Jewish Macedonia & The Berkshires- Who Would Have Imagined A Connection?
A Guest Blog by Joshua Bloom
Over a young families’ Shabbat havurah dinner last fall, Hevreh member Sarah Aroeste Blaugrund and I decided to co-lead a Jewish heritage tour to Macedonia based on our shared connections to Macedonia and its people, Jewish heritage, and modern day Jewish community. Sarah’s grandfather immigrated to the United States from Macedonia between the Balkan Wars of 1912 and 1913, and I worked in Macedonia from 2001-2004 and have returned on a number of occasions.
Just a week before our Shabbat dinner together, Sarah visited her grandfather’s hometown of Bitola
Ladino, a Judeo-Spanish language, was widely spoken in Bitola and elsewhere in Macedonia by the predominantly Sephardic Jewish community who fled to the Balkans during the Spanish Inquisition. A staggering 98% of the Jewish population of Macedonia, including many of Sarah’s extended family members and the rest of the Bitola Jewish community, were deported to their deaths by occupying Bulgarian forces during World War II. Despite that devastation, the Jewish community of Macedonia survived and surprisingly thrived. While the country only has approximately 225 Jews, it is an active community that opened a brand new synagogue/community center and a multi-million dollar Holocaust Memorial Center in the capital of Skopje over the last 20 years.
For those who are unfamiliar with Macedonia, it is a country of exceeding natural beauty with snow-capped mountains and pristine lakes. It is surrounded by Greece, Bulgaria, Kosovo, Serbia, and Albania. It was home to Alexander the Great, Mother Teresa, and Milton and Janaki Manaki, two of the world’s earliest pioneers in photography and cinematography.
Macedonian history can be traced back to the Neolithic era and through the rules of the Kingdom of Paeonia, Kingdom of Macedon, and Roman, Byzantine, Bulgarian, and Ottoman Empires. The Macedonian territory was partitioned between Serbia, Bulgaria and Greece following the First Balkan War of 1912 and became part of the Kingdom of Yugoslavia following the Second Balkan War of 1913. During WWII, Axis-aligned Bulgarian and Albanian forces occupied the territory of Macedonia. Following the war, Tito unified most of the Balkans, including a semi-autonomous People’s Republic of Macedonia, into Yugoslavia. During the fall of Yugoslavia, the Republic of Macedonia peacefully gained its independence in 1991.
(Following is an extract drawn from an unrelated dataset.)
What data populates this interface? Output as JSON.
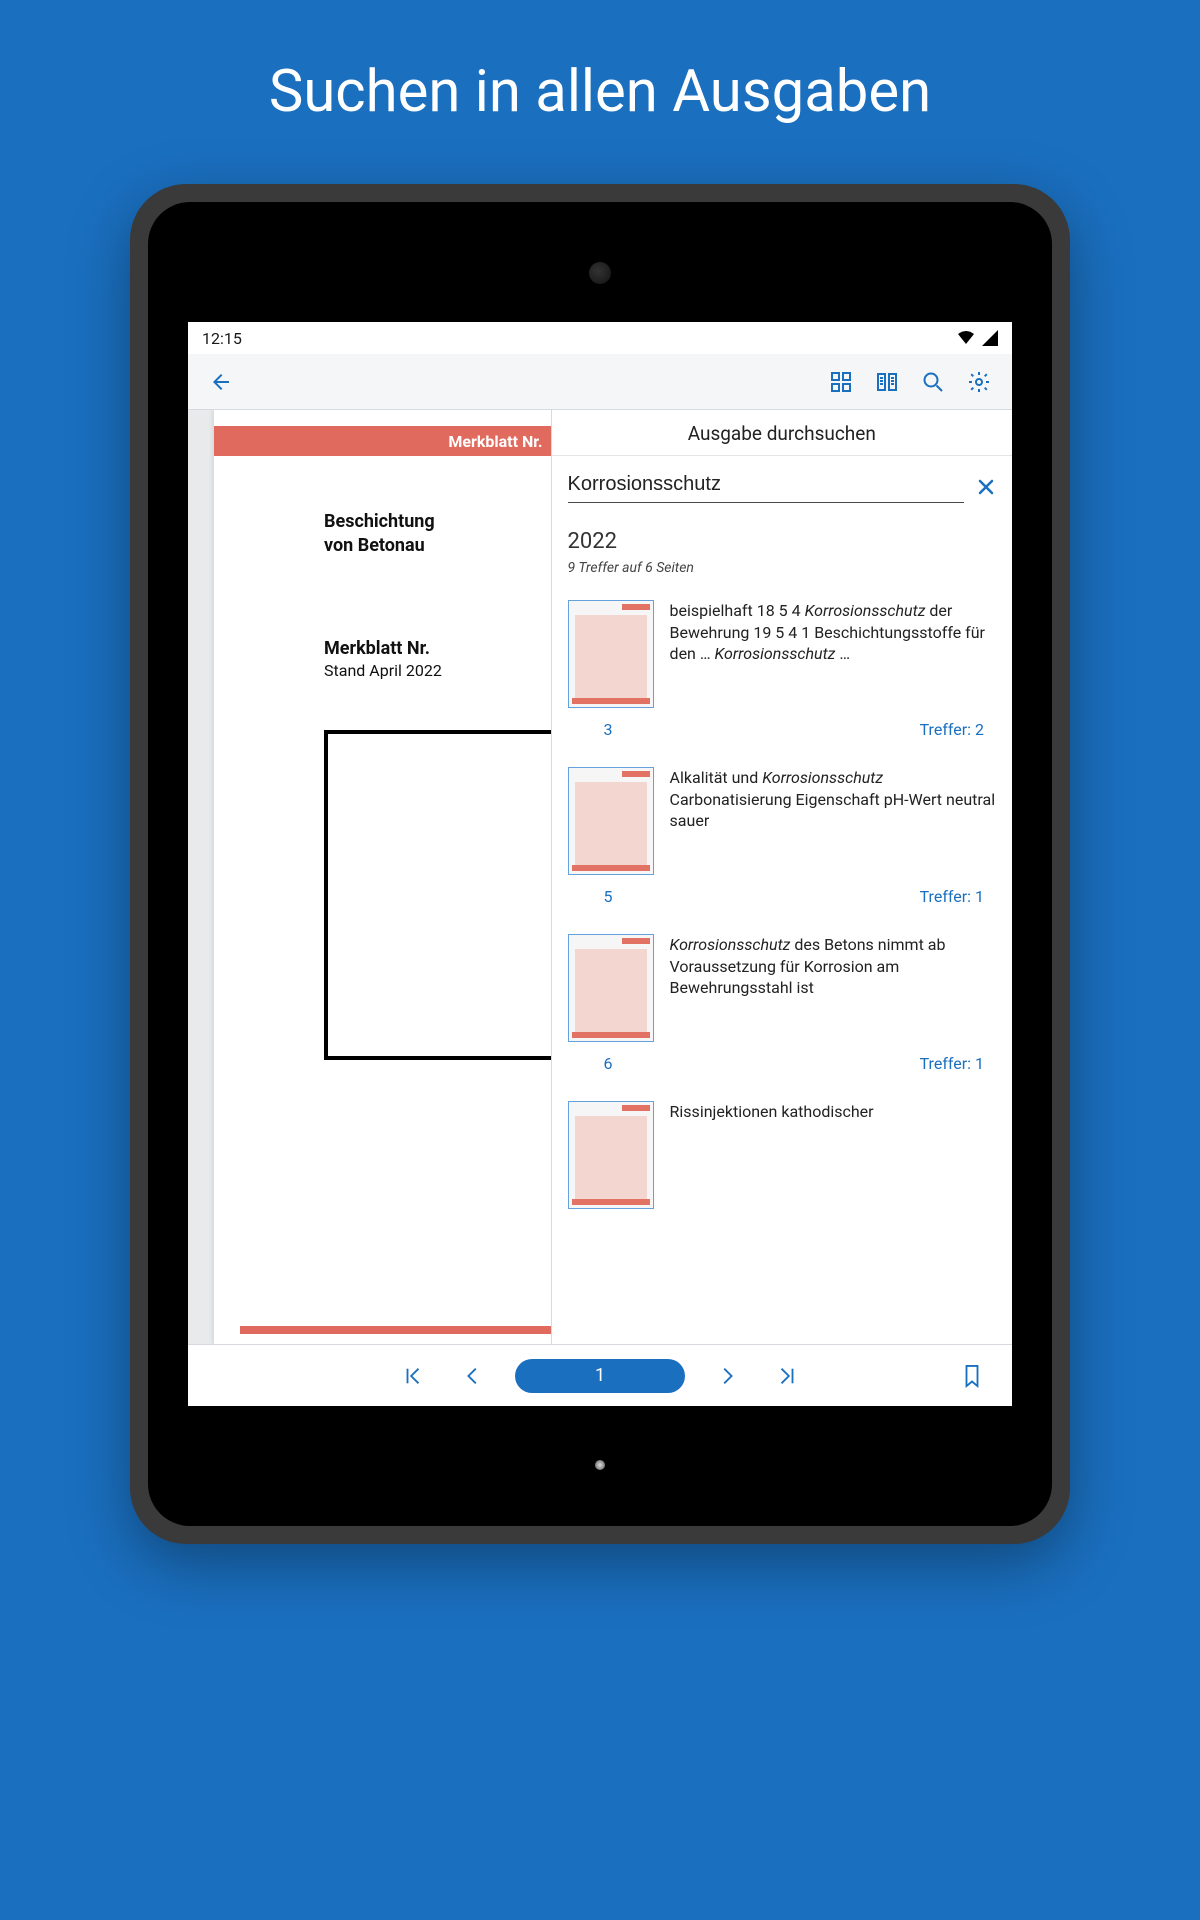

Sarah and I want to invite Hevreh members and the broader Jewish community to join us on our once-in-a-lifetime exotic adventure to Macedonia. Highlights from our trip include visiting the remains of a 2nd century synagogue at the Stobi archaeological park, volunteering in the clean-up of Bitola’s Jewish cemetery, touring Bitola’s former Jewish Quarter, learning at Skopje’s Holocaust Memorial Center, and paying respects at sites commemorating the deportation and near annihilation of the Jewish population of Macedonia. We will spend Shabbat with the modern Jewish community of Skopje. And, we’ll be Sarah’s VIP guests at a unique Ladino concert reconnecting with her Macedonian roots.
Through our personal connections, we will be privileged to meet the Israeli Ambassador to Macedonia, Macedonia’s Minister of Diaspora Affairs, and several historians eager to share with us little known Jewish history from the cities of Bitola, Ohrid, Tetovo, and Skopje.
We’ll stroll through Skopje’s Ottoman Old Town, see Mother Teresa’s birthplace, visit colorful mosques, find intricately designed iconostasis shrines and fresco reliefs at Macedonian Orthodox churches, marvel at the beauty of Pelister, Galichica, and Mavrovo National Parks, and appreciate the pristine waters of Lakes Prespa, Ohrid, and Debar.
This trip is not to be missed! If you sign up to join us at http://bit.ly/jewishmacedonia before the March 16 application deadline, you will be invited to a private pre-trip Macedonian dinner party hosted by Sarah and me here in the Berkshires.
We hope you will consider joining us!
Husband of Rabbi Jodie Gordon